◆ **What you will do**:
Where does the word "Response" appear in the entries below? Copy each line that holds it.

==== Data supplied

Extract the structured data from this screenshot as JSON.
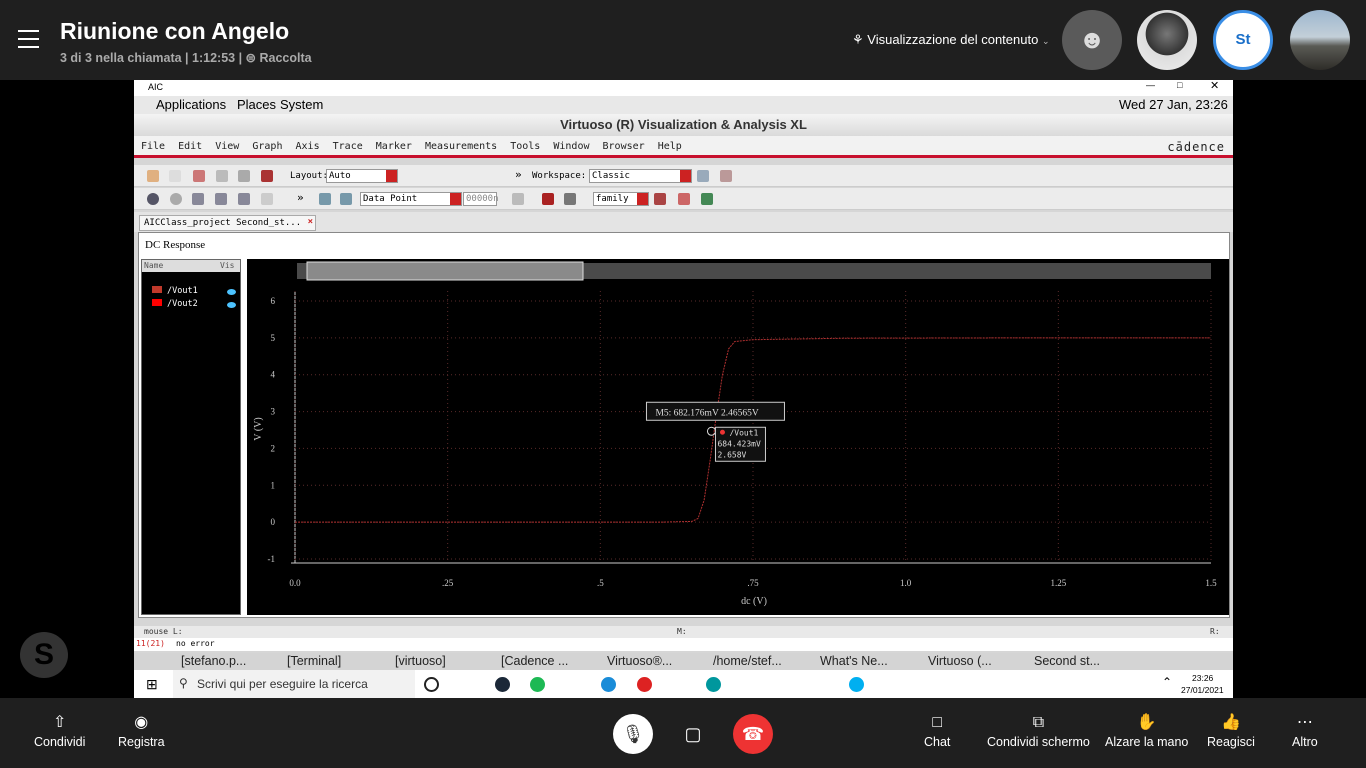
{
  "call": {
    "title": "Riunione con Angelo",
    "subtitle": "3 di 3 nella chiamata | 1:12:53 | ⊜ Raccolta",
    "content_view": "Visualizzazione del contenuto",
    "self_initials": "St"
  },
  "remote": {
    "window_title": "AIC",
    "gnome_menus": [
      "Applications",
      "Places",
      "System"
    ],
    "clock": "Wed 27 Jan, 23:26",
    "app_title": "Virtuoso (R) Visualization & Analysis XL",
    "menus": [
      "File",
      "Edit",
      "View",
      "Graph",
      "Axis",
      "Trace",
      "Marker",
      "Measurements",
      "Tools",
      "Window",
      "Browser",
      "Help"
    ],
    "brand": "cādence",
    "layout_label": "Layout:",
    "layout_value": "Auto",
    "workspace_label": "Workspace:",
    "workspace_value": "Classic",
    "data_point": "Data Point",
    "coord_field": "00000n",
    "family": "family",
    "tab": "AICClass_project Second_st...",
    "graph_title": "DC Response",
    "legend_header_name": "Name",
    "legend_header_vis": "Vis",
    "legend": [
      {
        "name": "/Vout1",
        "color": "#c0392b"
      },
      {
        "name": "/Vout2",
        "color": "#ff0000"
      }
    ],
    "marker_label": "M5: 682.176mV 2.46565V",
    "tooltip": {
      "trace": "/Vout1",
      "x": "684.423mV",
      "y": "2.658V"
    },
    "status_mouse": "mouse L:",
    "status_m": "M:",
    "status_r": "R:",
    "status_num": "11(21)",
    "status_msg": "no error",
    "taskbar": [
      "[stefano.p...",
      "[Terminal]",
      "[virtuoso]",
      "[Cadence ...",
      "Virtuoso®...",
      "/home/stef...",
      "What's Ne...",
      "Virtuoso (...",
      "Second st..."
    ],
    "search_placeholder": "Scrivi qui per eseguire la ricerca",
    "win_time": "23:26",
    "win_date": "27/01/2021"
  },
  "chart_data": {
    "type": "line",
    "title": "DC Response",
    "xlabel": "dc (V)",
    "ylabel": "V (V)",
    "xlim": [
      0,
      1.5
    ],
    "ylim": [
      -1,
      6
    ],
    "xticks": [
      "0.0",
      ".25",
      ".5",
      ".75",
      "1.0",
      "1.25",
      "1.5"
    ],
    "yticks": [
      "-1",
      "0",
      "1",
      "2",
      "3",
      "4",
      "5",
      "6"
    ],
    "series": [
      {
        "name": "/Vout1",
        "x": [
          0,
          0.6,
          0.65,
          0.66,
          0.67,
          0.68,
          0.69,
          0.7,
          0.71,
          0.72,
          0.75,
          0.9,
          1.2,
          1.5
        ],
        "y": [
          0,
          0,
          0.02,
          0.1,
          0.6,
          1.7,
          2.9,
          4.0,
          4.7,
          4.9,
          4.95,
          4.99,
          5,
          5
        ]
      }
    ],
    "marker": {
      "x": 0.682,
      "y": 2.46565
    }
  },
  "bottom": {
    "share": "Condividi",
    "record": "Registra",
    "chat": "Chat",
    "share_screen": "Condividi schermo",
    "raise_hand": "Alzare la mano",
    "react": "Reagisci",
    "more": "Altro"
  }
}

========

◆ **Task solution**:
    "graph_title": "DC Response",
    "title": "DC Response",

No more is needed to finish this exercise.